“You”

The word “You” is one many of us use every day in our relationships with others, yet this word alone can be very destructive. When we use the word “You,” most of the time we are blaming the other person for something. Or at least it feels like blame and makes that person defensive. This defensive posture is the catalyst for most arguments and tension in a relationship.

We have been taught to use the word “You” by not taking responsibility for our feelings and actions. Many of us learned at a young age that tension or problems in the family were our fault. As a child, we learned when we deflected blame, it created a release of tension by diverting the attention to someone else. While the word “You” may have served a positive purpose as a child, it creates much stress and destruction in relationships as an adult.

When we use the word “You,” it’s as if we are pointing our finger at the other person and saying, “It’s your fault.” This creates a defensive posture in the other person and then “You” starts to fly in both directions. This defensiveness created by the use of “You” gets both parties to start saying things they do not mean, things that are untrue and hurtful and that they will regret.

Many of us are used to this type of communication and disrespect. We may not like how we feel when the argument ensues, but we do it because this is the way we were taught to communicate, because it is familiar to us. Even though the current way of communicating hurts greatly, communicating in a different fashion can be scary enough that we don’t try to change.

It makes logical sense that if we are hurting ourselves and others, we need to do something different. If our logic were in control, our behaviors would quickly change to make the situation safer and more respectful. Yet feelings, rather than logic, drive these arguments. As long as we talk about the “he-said she-said facts,” no one is heard. In the argument, a portion of the issue may get temporarily resolved until the next argument triggers the underlying feelings again. This gives rise to the same argument and pain over again. Even when people are ready to change this “You” communication pattern, changing takes conscious effort.

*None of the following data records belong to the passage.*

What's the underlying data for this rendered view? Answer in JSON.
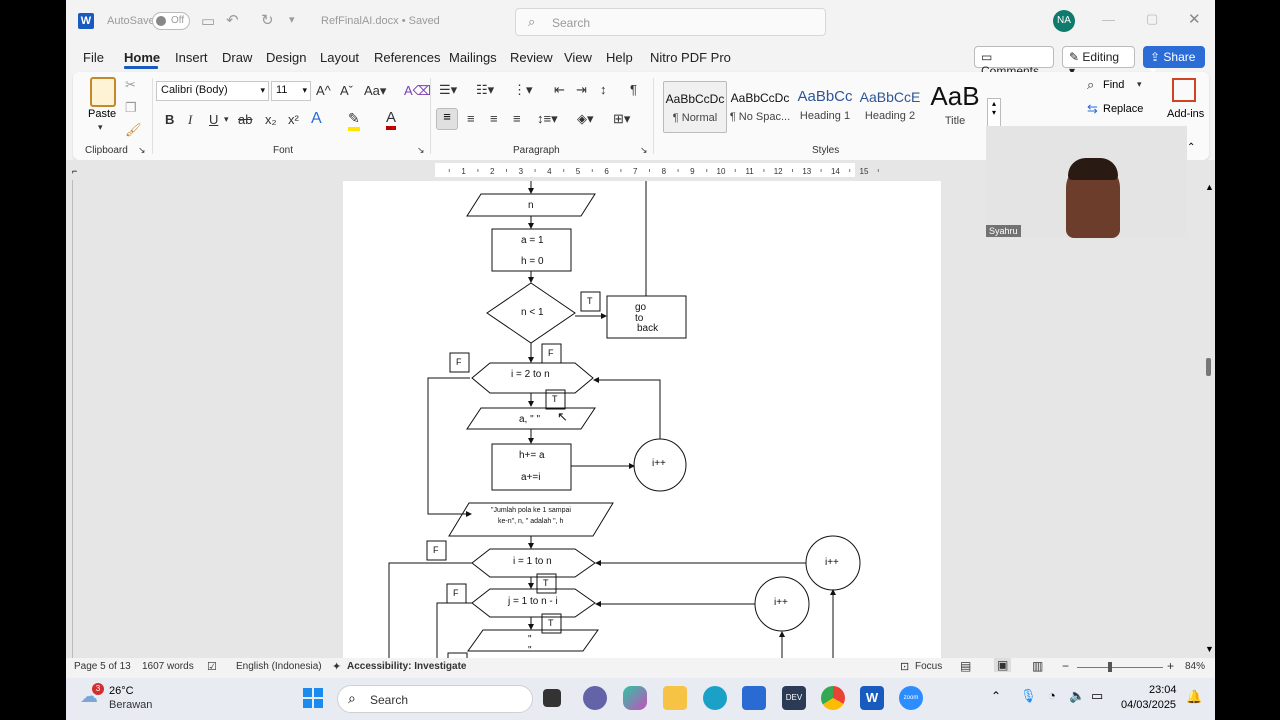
{
  "titlebar": {
    "autosave_label": "AutoSave",
    "autosave_state": "Off",
    "doc_title": "RefFinalAI.docx • Saved",
    "search_placeholder": "Search",
    "avatar_initials": "NA"
  },
  "menu": [
    "File",
    "Home",
    "Insert",
    "Draw",
    "Design",
    "Layout",
    "References",
    "Mailings",
    "Review",
    "View",
    "Help",
    "Nitro PDF Pro"
  ],
  "actions": {
    "comments": "Comments",
    "editing": "Editing",
    "share": "Share"
  },
  "ribbon": {
    "clipboard_label": "Clipboard",
    "paste_label": "Paste",
    "font_label": "Font",
    "font_name": "Calibri (Body)",
    "font_size": "11",
    "paragraph_label": "Paragraph",
    "styles_label": "Styles",
    "styles": [
      {
        "sample": "AaBbCcDc",
        "name": "¶ Normal"
      },
      {
        "sample": "AaBbCcDc",
        "name": "¶ No Spac..."
      },
      {
        "sample": "AaBbCc",
        "name": "Heading 1"
      },
      {
        "sample": "AaBbCcE",
        "name": "Heading 2"
      },
      {
        "sample": "AaB",
        "name": "Title"
      }
    ],
    "find_label": "Find",
    "replace_label": "Replace",
    "addins_label": "Add-ins"
  },
  "ruler_numbers": [
    "1",
    "2",
    "3",
    "4",
    "5",
    "6",
    "7",
    "8",
    "9",
    "10",
    "11",
    "12",
    "13",
    "14",
    "15"
  ],
  "flowchart": {
    "n_input": "n",
    "init_a": "a = 1",
    "init_h": "h = 0",
    "cond": "n < 1",
    "t1": "T",
    "goto_1": "go to",
    "goto_2": "back",
    "f1": "F",
    "f2": "F",
    "loop1": "i = 2 to n",
    "t2": "T",
    "out1": "a, \" \"",
    "calc_h": "h+= a",
    "calc_a": "a+=i",
    "inc1": "i++",
    "out2_1": "\"Jumlah pola ke 1 sampai",
    "out2_2": "ke-n\", n, \" adalah \", h",
    "f3": "F",
    "loop2": "i = 1 to n",
    "inc2": "i++",
    "t3": "T",
    "f4": "F",
    "loop3": "j = 1 to n - i",
    "inc3": "i++",
    "t4": "T",
    "out3": "\" \""
  },
  "webcam": {
    "name": "Syahru"
  },
  "status": {
    "page": "Page 5 of 13",
    "words": "1607 words",
    "language": "English (Indonesia)",
    "accessibility": "Accessibility: Investigate",
    "focus": "Focus",
    "zoom": "84%"
  },
  "taskbar": {
    "temp": "26°C",
    "weather": "Berawan",
    "weather_badge": "3",
    "search_placeholder": "Search",
    "time": "23:04",
    "date": "04/03/2025"
  },
  "colors": {
    "accent": "#185abd",
    "avatar": "#0f7b6c",
    "share": "#2b6cd6"
  }
}
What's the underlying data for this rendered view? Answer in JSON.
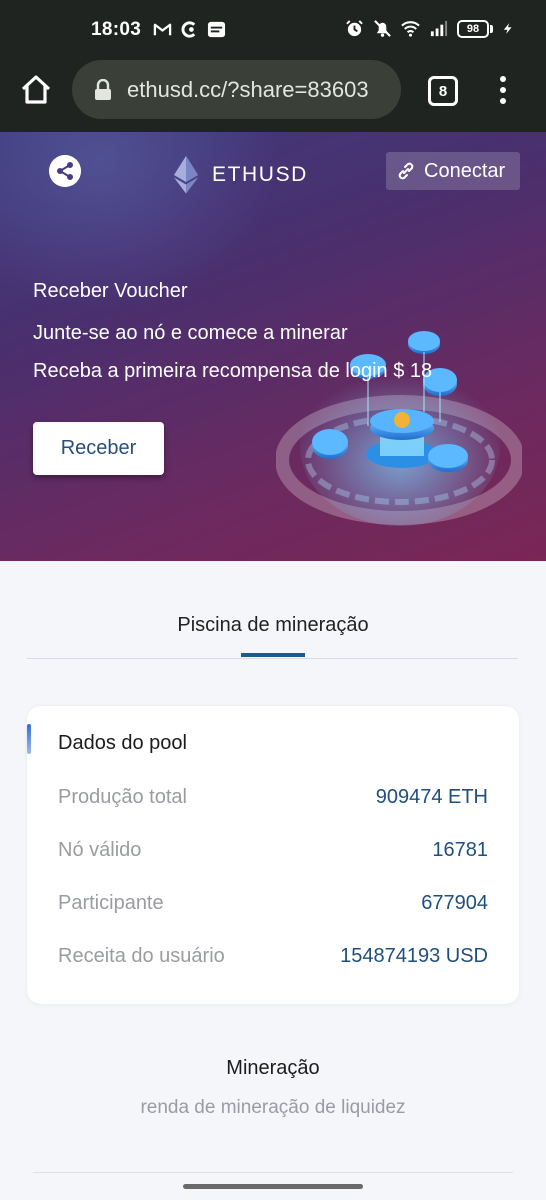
{
  "status_bar": {
    "time": "18:03",
    "battery": "98",
    "left_icons": [
      "gmail-icon",
      "app-c-icon",
      "job-today-icon"
    ],
    "right_icons": [
      "alarm-icon",
      "silent-icon",
      "wifi-icon",
      "signal-icon",
      "charging-icon"
    ]
  },
  "browser": {
    "url": "ethusd.cc/?share=83603",
    "tab_count": "8"
  },
  "hero": {
    "brand": "ETHUSD",
    "connect_label": "Conectar",
    "voucher_title": "Receber Voucher",
    "line1": "Junte-se ao nó e comece a minerar",
    "line2": "Receba a primeira recompensa de login $ 18",
    "receive_label": "Receber"
  },
  "tabs": {
    "active_label": "Piscina de mineração"
  },
  "pool": {
    "title": "Dados do pool",
    "rows": [
      {
        "label": "Produção total",
        "value": "909474 ETH"
      },
      {
        "label": "Nó válido",
        "value": "16781"
      },
      {
        "label": "Participante",
        "value": "677904"
      },
      {
        "label": "Receita do usuário",
        "value": "154874193 USD"
      }
    ]
  },
  "mining": {
    "title": "Mineração",
    "subtitle": "renda de mineração de liquidez"
  },
  "colors": {
    "accent": "#1f5a88",
    "value_text": "#1f4f7e",
    "hero_start": "#3f3b7c",
    "hero_end": "#7a2656"
  }
}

When we talk from the “You,” we are communicating from a position of wanting to be heard. We explain all the facts and situations, hoping to be understood, with little or no success. The other person may have heard all the information and can repeat nearly every word, yet the message is not heard. To actually be heard requires the other person to be able and willing to listen rather than determine ways to respond to what is being shared. To listen means we do not have to defend ourselves or figure out ways to fix the problem, it means we just listen and only ask for clarification as needed, while interjecting nothing.

To create a situation where we can be heard requires us to get rid of the “You.” This can keep the other person from getting into a defensive posture. Rather than communicating from “You,” we communicate from “I” to help limit defensiveness. Taking it a step further, we talk about our feelings from the “I” position, since the energy that needs to be heard and worked through is our feelings.

Communicating from “I” takes time, practice and encouragement. When we are able to develop this new format of communicating, many things change in a positive fashion.